As in all Jadis amplifiers, the Orchestra Reference Mk.II's output transformers are designed and wound in-house, then encased in resin before being wrapped in paper and something very like shellac. These transformers are wound for Ultralinear configuration: with a tapped primary for connection to the EL34s' screen grids. (A brief look inside the amp confirmed that the plate and screen grid of each output tube are connected to separate terminals on the primary of that channel's output transformer.) That said, Jadis describes this amplifier's output section as combining the electrical characteristics of both Ultralinear and triode configurations. Strictly speaking, the latter requires the screen grid of an output pentode to be connected directly to its plate, so I assume that Jadis means that the primaries of their output transformers have their taps nearer than usual to the plate end of that coil. But that's only a guess—Jadis guards the specifics of this design as proprietary.

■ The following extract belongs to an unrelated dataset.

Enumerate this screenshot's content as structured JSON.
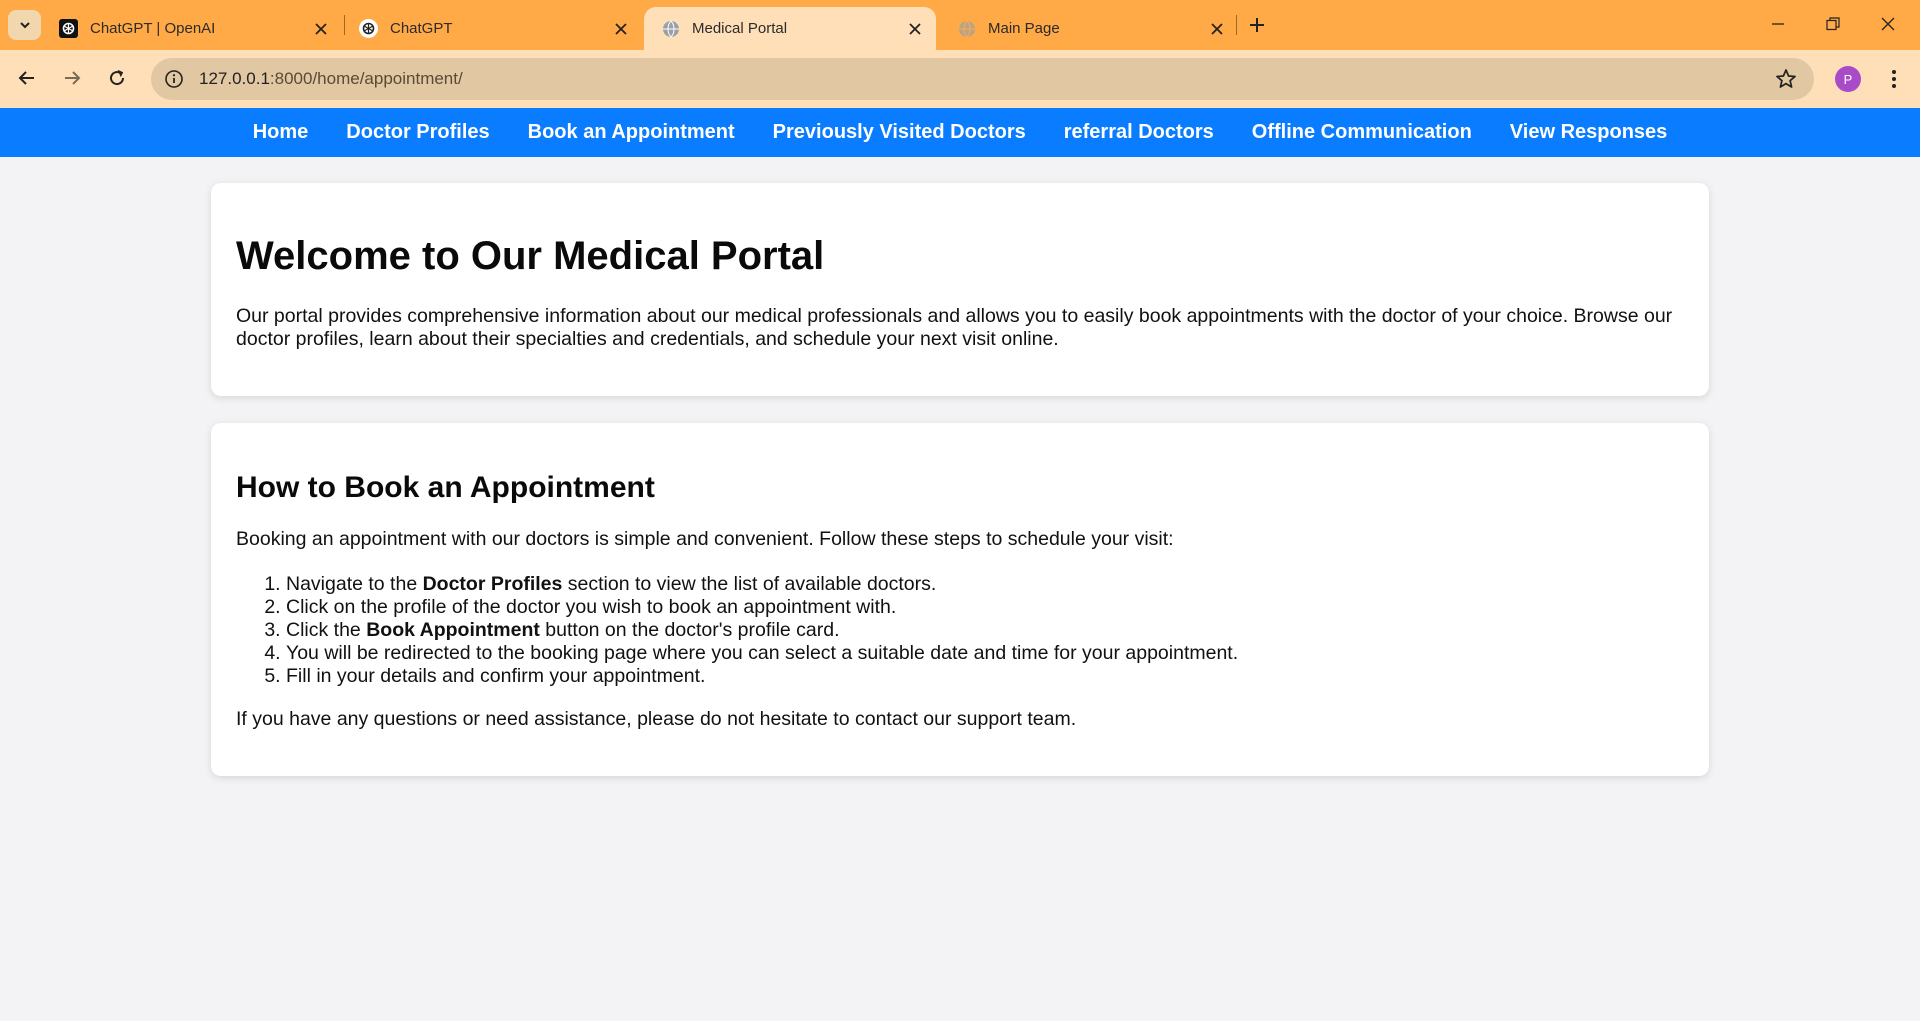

The amplifier is built into a stainless-steel chassis of slightly unusual size: At 20.7" wide by 7.8" high by 10.5" deep, the Orchestra Reference has the proportions of a stretch limo, occupying considerable width but little enough depth that something else—a small phono preamp, perhaps?—could sit in front of it on the same shelf. Its outer surfaces are polished to a chrome-like finish, and a nice-looking, black-enameled tube cage, 10" wide by 5" high by 5" deep, protects the zookeeper from the animals and vice versa. The Orchestra Reference adheres to Jadis's usual style of setting against a silver-colored background a gold-colored faceplate and matching knobs for volume, source selection, and—hallelujah!—channel balance. As an option, remote control is offered ($350), but I asked Jadis not to send me a handset, because I prefer thrift over extravagance, and because I have about as much use for a remote as I do for a six-motor La-Z-Boy massage recliner with heat.

My sample of the Orchestra Reference Mk.II was as beautifully built as the somewhat more expensive Jadis I-35 I reviewed in the January 2014 issue. Apart from three small circuit boards—one for a portion of the power supply, one to which the input jacks and input selector are fastened, and one that contains the solid-state gain stage and the signal traces for the volume and balance controls—the amp is hand-wired, point-to point. The layout is sensible, the wiring and soldering are impeccably done, and the parts quality ranges from very good to superb.

Installation and setup
Shipping and packing materials for the Orchestra Reference Mk.II were of decent quality—it arrived in apparently flawless shape. The instruction manual includes a guide to installing the six tubes: For shipping, they're removed from their sockets and packed inside the tube cage, which must itself be removed from the case using a supplied Allen wrench. Each Orchestra Reference also comes with a signed fiche de controle finale (ie, final quality-control card); mine was signed by J.C. Calmettes, chief designer and son of Jadis's founder, André Calmettes. An AC cord is supplied; I didn't experiment with aftermarket replacements.

On the Orchestra Reference's rear panel are five pairs of single-ended (RCA) line-level inputs, plus a sixth pair of RCA jacks carrying the preamp-out signal. Only one pair of five-way speaker connectors is provided; as on the Jadis I-35 integrated amplifier I reviewed, these connectors are not labeled Left and Right, nor is this information provided in the otherwise fine manual. As it turned out, the left-channel connectors are on the left side of the panel when the amp is viewed from the front.

Footnote 1: Readers interested in the psychology of audio reviewing—I do not sneer as I write this—should note that I didn't learn of the Orchestra Reference Mk.II's active, solid-state front end until well after making all of my listening notes. Needless to say, I altered none of my subjective observations to fit that newfound fact, but I did remove one comment that said, in effect, "I was surprised to hear such a good sense of drive from an integrated amp with a passive front end," because that observation now seemed pretty stupid.
Jadis S.A.R.L.
US distributor: Bluebird Music Ltd.
271 Woodward Avenue
Buffalo, NY 14217
(416) 638-8207